Q: What contact information is required for each public school board member on a district website?
A: Iowa Code 70A.40
requires that within 30 days of board members taking their oath of office, the district must post a telephone number or an email address for each board member.
Q: My district plans to hold a game night with a charity raffle where we raffle off non-cash prizes. Do we need any special license to host this?
A: You may or may not need a license, but you certainly need approval from the state. If the raffle charges any money at all or consists of very small non-cash prizes, it may not need a license from the state, but it will still require approval. There are additional requirements listed within Chapter 99B of the Iowa Code.
Q: What should my board focus on to help guide board learning?
A: It’s a big benefit when boards focus their learning, as a whole board team, on governance level leadership. This includes learning to strengthen what the board knows and does in relation to areas such as: establishing a powerful vision and goals, providing leadership for the district’s efforts to improve instruction and ensure high levels of student learning, sustain and enhance district resources, and more. We encourage boards to use IASB's standards, based on best practice and research to learn about ways to maximize the board's leadership. The Standards for Effective School Boards
are designed as a common framework for excellence in school board governance and includes six standards that can help clarify the work of high-performing boards.
Q: Our district has community members who regularly provide public comment. Not all community members are aware of the requirements for public comment and do not realize that board members may not respond to the public comment speakers. This has led to growing community perception that because our board does not respond, we are unwilling to engage with the community. How can we communicate the requirements for public comment, clarify expectations and engage within the parameters of conducting public comment?
A: It is important that any restrictions placed on a public forum are both: content neutral, and applied evenly to all speakers. Districts should first look to their board policy to determine whether it is up to date and accomplishes these requirements.
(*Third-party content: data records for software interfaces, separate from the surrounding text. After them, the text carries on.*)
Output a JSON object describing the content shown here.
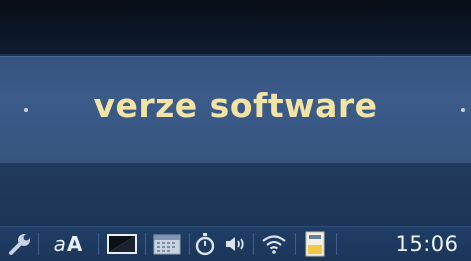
{
  "banner": {
    "title": "verze software"
  },
  "taskbar": {
    "icons": [
      {
        "name": "wrench-icon"
      },
      {
        "name": "font-size-icon",
        "small": "a",
        "big": "A"
      },
      {
        "name": "brightness-icon"
      },
      {
        "name": "calendar-icon"
      },
      {
        "name": "timer-icon"
      },
      {
        "name": "volume-icon"
      },
      {
        "name": "wifi-icon"
      },
      {
        "name": "battery-icon"
      }
    ],
    "clock": "15:06"
  },
  "colors": {
    "title_text": "#f3e3a4",
    "banner_bg": "#3b5b89",
    "taskbar_bg": "#1f3d66"
  }
}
IASB recently updated our sample policies related to public comment at board meetings. Many districts have chosen to communicate the rules of their public forum to their community by including them with the board agenda, adding them to a speaker sign in sheet, or by reading the rules aloud prior to beginning public forum. It can be noted in the rules that board members are not permitted to respond to the speakers’ content, because it could violate the open meetings law, but that administration may choose to follow up with the speaker’s concerns after the meeting.